Exercise details: The required answer is a copy of each line in the entries below that includes "Frente".

Given records:
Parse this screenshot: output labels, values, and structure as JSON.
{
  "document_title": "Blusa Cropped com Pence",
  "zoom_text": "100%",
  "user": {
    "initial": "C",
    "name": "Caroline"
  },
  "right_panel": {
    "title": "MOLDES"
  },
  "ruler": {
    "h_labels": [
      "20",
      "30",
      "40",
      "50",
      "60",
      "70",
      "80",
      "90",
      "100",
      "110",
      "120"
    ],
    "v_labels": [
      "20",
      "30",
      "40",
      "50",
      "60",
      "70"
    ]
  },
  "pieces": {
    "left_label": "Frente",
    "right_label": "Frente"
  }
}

Answer to this task:
    "left_label": "Frente",
    "right_label": "Frente"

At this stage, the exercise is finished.